When people think of dance injuries, the mind often automatically goes to a setting of a ballet barre or stage show. Sometimes dance injuries happen in the social dance arena as well. For the purposes of this article, the term social dance will be defined as a dance style that requires at least 2 people that are moving in a coordinated pattern. There is usually a lead and follow role in these dance styles. These styles are most commonly known as, but are not exclusive to, ballroom dances. They can include Salsa, Mambo, Bachata, Swing, Argentine Tango, Brazilian Zouk, Kizomba, and Waltz, along with many more.
While dancing may sometimes look very simple or easy, be sure to learn your technique. This is something necessary to keep from injuring yourself, but also to keep from injuring your partner. Your only source of learning a dance move should not be from a YouTube video. Find an instructor and practice it with an actual partner. Get feedback from partners and instructors.
Part of technique is knowing that it is everybody’s personal responsibility to find their own axis and stay on it unless a specific dance move requires the axis to be altered. By not being in control and not being on your axis, you are depending on your partner to hold you up and balance you, which can lead to both parties getting injured. Know your limitations for your safety and for that of your partner. Proper lessons in technique and foundations along with practice will assist in helping people stay safe.
Find out what the location is like where you will be dancing. Flooring can vary from ballroom wood, studio marley, to whatever a sports bar has to offer, or you could be dancing outside on concrete. With that said, know what shoes will work best. Those that may be comfortable dancing in tango style high heels in a ballroom may need to switch to a ballroom sneaker or flat shoe if they have found themselves at an outdoor venue.
Another way to be prepared is to make sure that you are well hydrated. Make sure that your water consumption during the day is regular and that you are drinking water during your social dancing events.

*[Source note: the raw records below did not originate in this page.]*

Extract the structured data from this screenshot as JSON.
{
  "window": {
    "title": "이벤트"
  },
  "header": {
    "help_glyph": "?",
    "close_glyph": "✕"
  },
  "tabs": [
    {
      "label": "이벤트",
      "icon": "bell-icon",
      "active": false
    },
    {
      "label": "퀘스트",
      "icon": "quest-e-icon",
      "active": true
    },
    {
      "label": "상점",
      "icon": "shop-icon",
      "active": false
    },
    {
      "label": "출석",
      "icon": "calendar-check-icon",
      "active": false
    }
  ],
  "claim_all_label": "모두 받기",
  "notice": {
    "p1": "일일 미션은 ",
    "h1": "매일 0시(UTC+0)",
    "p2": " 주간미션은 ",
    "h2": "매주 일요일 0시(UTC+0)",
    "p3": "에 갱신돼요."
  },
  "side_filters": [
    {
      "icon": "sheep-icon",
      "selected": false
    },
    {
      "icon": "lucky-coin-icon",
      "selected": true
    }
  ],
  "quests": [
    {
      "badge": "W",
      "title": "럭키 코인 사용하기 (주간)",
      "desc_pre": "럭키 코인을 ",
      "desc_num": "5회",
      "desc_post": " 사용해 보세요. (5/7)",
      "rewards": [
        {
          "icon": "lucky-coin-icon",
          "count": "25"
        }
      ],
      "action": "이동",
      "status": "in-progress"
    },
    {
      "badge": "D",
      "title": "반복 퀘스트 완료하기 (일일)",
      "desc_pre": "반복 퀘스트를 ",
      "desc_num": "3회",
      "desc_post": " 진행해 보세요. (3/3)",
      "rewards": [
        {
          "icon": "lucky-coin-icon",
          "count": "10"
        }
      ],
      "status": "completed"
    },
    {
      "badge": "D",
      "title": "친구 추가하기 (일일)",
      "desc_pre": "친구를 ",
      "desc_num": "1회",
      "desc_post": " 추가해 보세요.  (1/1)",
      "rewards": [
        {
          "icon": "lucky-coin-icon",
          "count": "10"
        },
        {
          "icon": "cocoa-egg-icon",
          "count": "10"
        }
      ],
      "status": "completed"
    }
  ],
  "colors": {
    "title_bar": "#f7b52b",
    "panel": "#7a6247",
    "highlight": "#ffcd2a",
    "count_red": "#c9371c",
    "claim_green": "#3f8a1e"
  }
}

Lastly, warm yourself up. Take your first few dances slowly and recognize that you may need a warm up dance. As a lead or follow, it is completely okay to tell your partner that you will be taking it easy for a song or two to get warmed up.

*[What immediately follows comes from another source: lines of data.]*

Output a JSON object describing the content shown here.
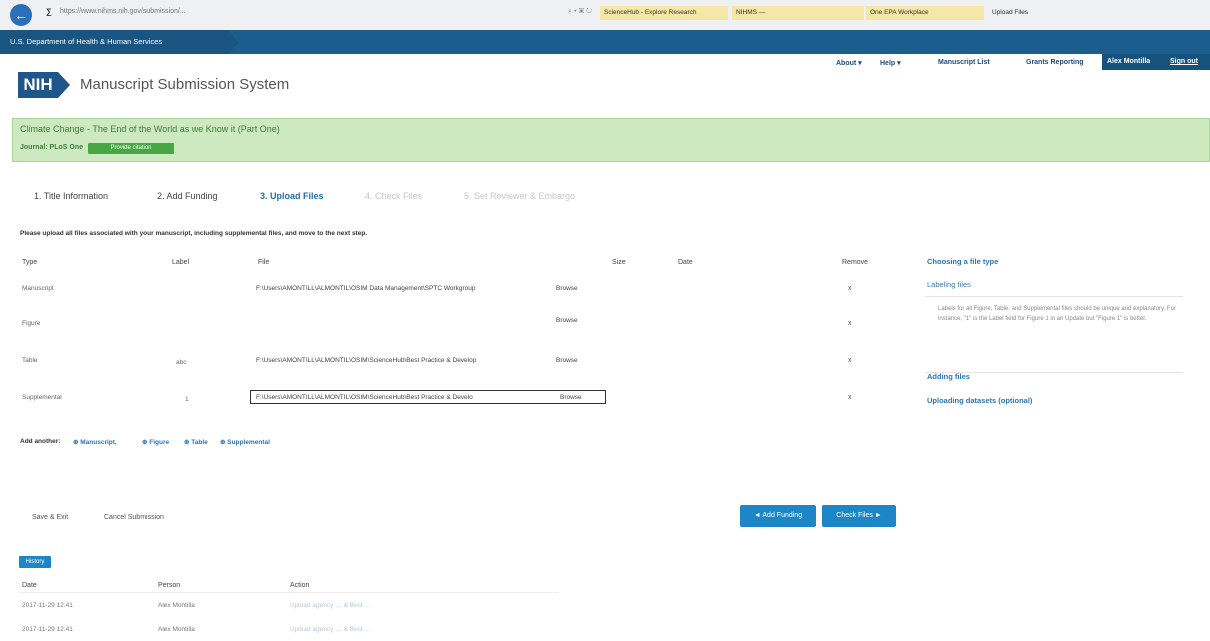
{
  "browser": {
    "url": "https://www.nihms.nih.gov/submission/...",
    "tools": "⌕ ▾ ▣ ↻",
    "tabs": [
      "ScienceHub - Explore Research",
      "NIHMS —",
      "One EPA Workplace",
      "Upload Files"
    ]
  },
  "hhs": {
    "label": "U.S. Department of Health & Human Services"
  },
  "nav": {
    "about": "About ▾",
    "help": "Help ▾",
    "manuscript_list": "Manuscript List",
    "grants_reporting": "Grants Reporting",
    "user": "Alex Montilla",
    "sign_out": "Sign out"
  },
  "logo": {
    "text": "NIH"
  },
  "app_title": "Manuscript Submission System",
  "manuscript": {
    "title": "Climate Change - The End of the World as we Know it (Part One)",
    "journal": "Journal: PLoS One",
    "citation_button": "Provide citation"
  },
  "steps": [
    {
      "label": "1. Title Information",
      "state": "done"
    },
    {
      "label": "2. Add Funding",
      "state": "done"
    },
    {
      "label": "3. Upload Files",
      "state": "active"
    },
    {
      "label": "4. Check Files",
      "state": "future"
    },
    {
      "label": "5. Set Reviewer & Embargo",
      "state": "future"
    }
  ],
  "instructions": "Please upload all files associated with your manuscript, including supplemental files, and move to the next step.",
  "table": {
    "headers": {
      "type": "Type",
      "label": "Label",
      "file": "File",
      "size": "Size",
      "date": "Date",
      "remove": "Remove"
    },
    "rows": [
      {
        "type": "Manuscript",
        "label": "",
        "file": "F:\\Users\\AMONTILL\\ALMONTIL\\OSIM Data Management\\SPTC Workgroup",
        "browse": "Browse",
        "remove": "x"
      },
      {
        "type": "Figure",
        "label": "",
        "file": "",
        "browse": "Browse",
        "remove": "x"
      },
      {
        "type": "Table",
        "label": "abc",
        "file": "F:\\Users\\AMONTILL\\ALMONTIL\\OSIM\\ScienceHub\\Best Practice & Develop",
        "browse": "Browse",
        "remove": "x"
      },
      {
        "type": "Supplemental",
        "label": "1",
        "file": "F:\\Users\\AMONTILL\\ALMONTIL\\OSIM\\ScienceHub\\Best Practice & Develo",
        "browse": "Browse",
        "remove": "x"
      }
    ]
  },
  "help": {
    "choosing": "Choosing a file type",
    "labeling": "Labeling files",
    "labeling_text": "Labels for all Figure, Table, and Supplemental files should be unique and explanatory. For instance, \"1\" is the Label field for Figure 1 in an Update but \"Figure 1\" is better.",
    "adding": "Adding files",
    "datasets": "Uploading datasets (optional)"
  },
  "add_another": {
    "label": "Add another:",
    "manuscript": "⊕ Manuscript,",
    "figure": "⊕ Figure",
    "table": "⊕ Table",
    "supplemental": "⊕ Supplemental"
  },
  "actions": {
    "save_exit": "Save & Exit",
    "cancel": "Cancel Submission",
    "prev": "◄ Add Funding",
    "next": "Check Files ►"
  },
  "history": {
    "button": "History",
    "headers": {
      "date": "Date",
      "person": "Person",
      "action": "Action"
    },
    "rows": [
      {
        "date": "2017-11-29 12:41",
        "person": "Alex Montilla",
        "action": "Upload agency … & Best …"
      },
      {
        "date": "2017-11-29 12:41",
        "person": "Alex Montilla",
        "action": "Upload agency … & Best …"
      }
    ]
  }
}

Some may say that this means to use caution, but I think that sounds too negative. Check out the space that you are dancing in. There may be hazards in the form of water spills, chairs or tables, wiring, or uneven patches in the ground for electric outlets.
While you are resting, observe other dancers. If you are a follow and notice a leader that you have never danced with who may seem too aggressive or who may appear to be constantly leading their partner into harms way, be sure to keep that in mind. “Traffic accidents” can and do happen on the dance floor if the leader doesn’t pay attention. Even worse, in the case of a style like Brazilian zouk, a concussion can happen. You may need to decline a dance with a particular leader if they ask. The same goes for the leads watching followers. A follower’s job is to remain light and they are responsible for being on their axis, being in control of their own body and bodyweight.

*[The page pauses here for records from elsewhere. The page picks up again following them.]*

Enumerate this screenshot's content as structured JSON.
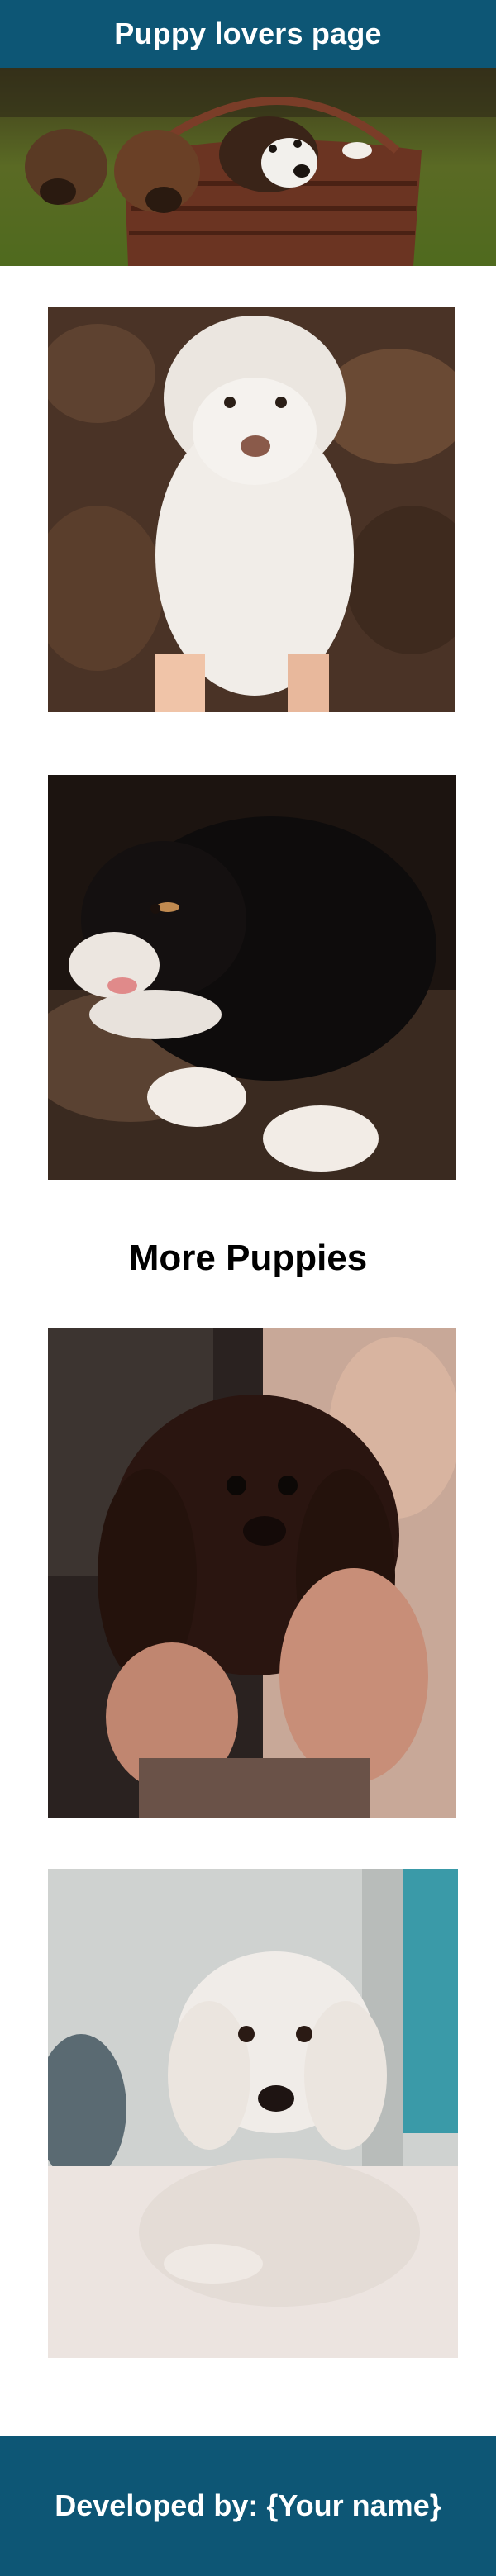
{
  "header": {
    "title": "Puppy lovers page"
  },
  "section": {
    "title": "More Puppies"
  },
  "footer": {
    "text": "Developed by: {Your name}"
  },
  "colors": {
    "header_bg": "#0d5675",
    "footer_bg": "#0d5675",
    "text_light": "#ffffff"
  },
  "images": [
    {
      "name": "hero-puppies-basket-image",
      "description": "three puppies in a wicker basket on grass"
    },
    {
      "name": "white-puppy-image",
      "description": "fluffy white puppy held up in front of a woodpile"
    },
    {
      "name": "black-puppy-image",
      "description": "black and white puppy lying on a brown blanket"
    },
    {
      "name": "brown-puppy-image",
      "description": "dark brown spaniel puppy held in hands"
    },
    {
      "name": "white-poodle-image",
      "description": "white poodle lying on carpet"
    }
  ]
}
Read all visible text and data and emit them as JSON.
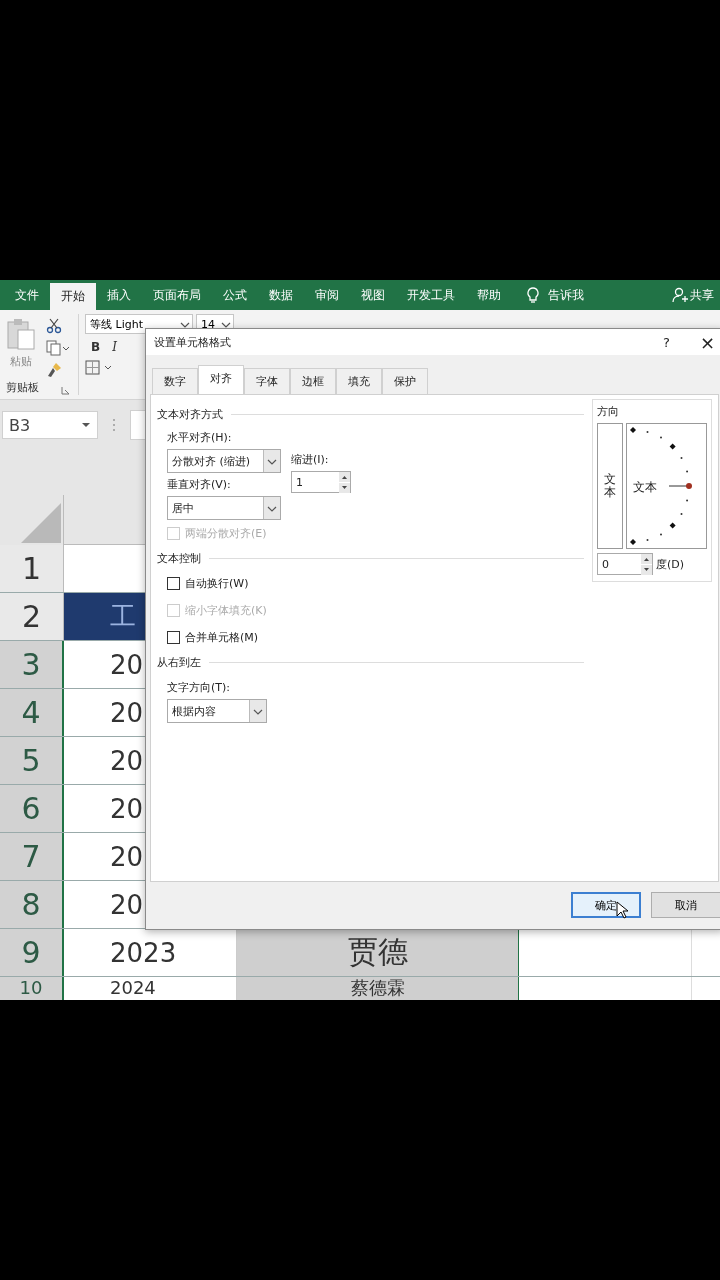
{
  "ribbon": {
    "tabs": [
      {
        "label": "文件",
        "selected": false
      },
      {
        "label": "开始",
        "selected": true
      },
      {
        "label": "插入",
        "selected": false
      },
      {
        "label": "页面布局",
        "selected": false
      },
      {
        "label": "公式",
        "selected": false
      },
      {
        "label": "数据",
        "selected": false
      },
      {
        "label": "审阅",
        "selected": false
      },
      {
        "label": "视图",
        "selected": false
      },
      {
        "label": "开发工具",
        "selected": false
      },
      {
        "label": "帮助",
        "selected": false
      }
    ],
    "tell_me": "告诉我",
    "share": "共享",
    "clipboard": {
      "paste": "粘贴",
      "group": "剪贴板"
    },
    "font": {
      "name": "等线 Light",
      "size": "14",
      "bold": "B",
      "italic": "I"
    }
  },
  "name_box": "B3",
  "sheet": {
    "rows": [
      {
        "number": "1",
        "selected": false,
        "kind": "blank"
      },
      {
        "number": "2",
        "selected": false,
        "kind": "header",
        "col_a": "工"
      },
      {
        "number": "3",
        "selected": true,
        "kind": "data",
        "col_a": "20"
      },
      {
        "number": "4",
        "selected": true,
        "kind": "data",
        "col_a": "20"
      },
      {
        "number": "5",
        "selected": true,
        "kind": "data",
        "col_a": "20"
      },
      {
        "number": "6",
        "selected": true,
        "kind": "data",
        "col_a": "20"
      },
      {
        "number": "7",
        "selected": true,
        "kind": "data",
        "col_a": "20"
      },
      {
        "number": "8",
        "selected": true,
        "kind": "data",
        "col_a": "20"
      },
      {
        "number": "9",
        "selected": true,
        "kind": "data",
        "col_a": "2023",
        "col_b": "贾德"
      },
      {
        "number": "10",
        "selected": true,
        "kind": "data",
        "col_a": "2024",
        "col_b": "蔡德霖"
      }
    ]
  },
  "dialog": {
    "title": "设置单元格格式",
    "help": "?",
    "close": "×",
    "tabs": [
      {
        "label": "数字",
        "selected": false
      },
      {
        "label": "对齐",
        "selected": true
      },
      {
        "label": "字体",
        "selected": false
      },
      {
        "label": "边框",
        "selected": false
      },
      {
        "label": "填充",
        "selected": false
      },
      {
        "label": "保护",
        "selected": false
      }
    ],
    "alignment": {
      "title": "文本对齐方式",
      "horizontal": {
        "label": "水平对齐(H):",
        "value": "分散对齐 (缩进)"
      },
      "indent": {
        "label": "缩进(I):",
        "value": "1"
      },
      "vertical": {
        "label": "垂直对齐(V):",
        "value": "居中"
      },
      "distributed": {
        "label": "两端分散对齐(E)",
        "checked": false,
        "disabled": true
      }
    },
    "text_control": {
      "title": "文本控制",
      "options": [
        {
          "label": "自动换行(W)",
          "checked": false,
          "disabled": false
        },
        {
          "label": "缩小字体填充(K)",
          "checked": false,
          "disabled": true
        },
        {
          "label": "合并单元格(M)",
          "checked": false,
          "disabled": false
        }
      ]
    },
    "rtl": {
      "title": "从右到左",
      "direction": {
        "label": "文字方向(T):",
        "value": "根据内容"
      }
    },
    "orientation": {
      "title": "方向",
      "vertical_text": "文本",
      "dial_text": "文本",
      "degrees": "0",
      "degrees_label": "度(D)"
    },
    "buttons": [
      {
        "label": "确定",
        "focused": true
      },
      {
        "label": "取消",
        "focused": false
      }
    ]
  }
}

All forms of dance can be fun, but keep in mind that injuries can always occur. Some are complete freak accidents, while others can be avoided. Getting technical, being prepared, and being aware can really help to avoid unnecessary trauma. If you have been injured and are trying to get back on your feet, visit your friendly physical therapist at PhysioDC for a consultation, and we can get you back on the dance floor sooner rather than later.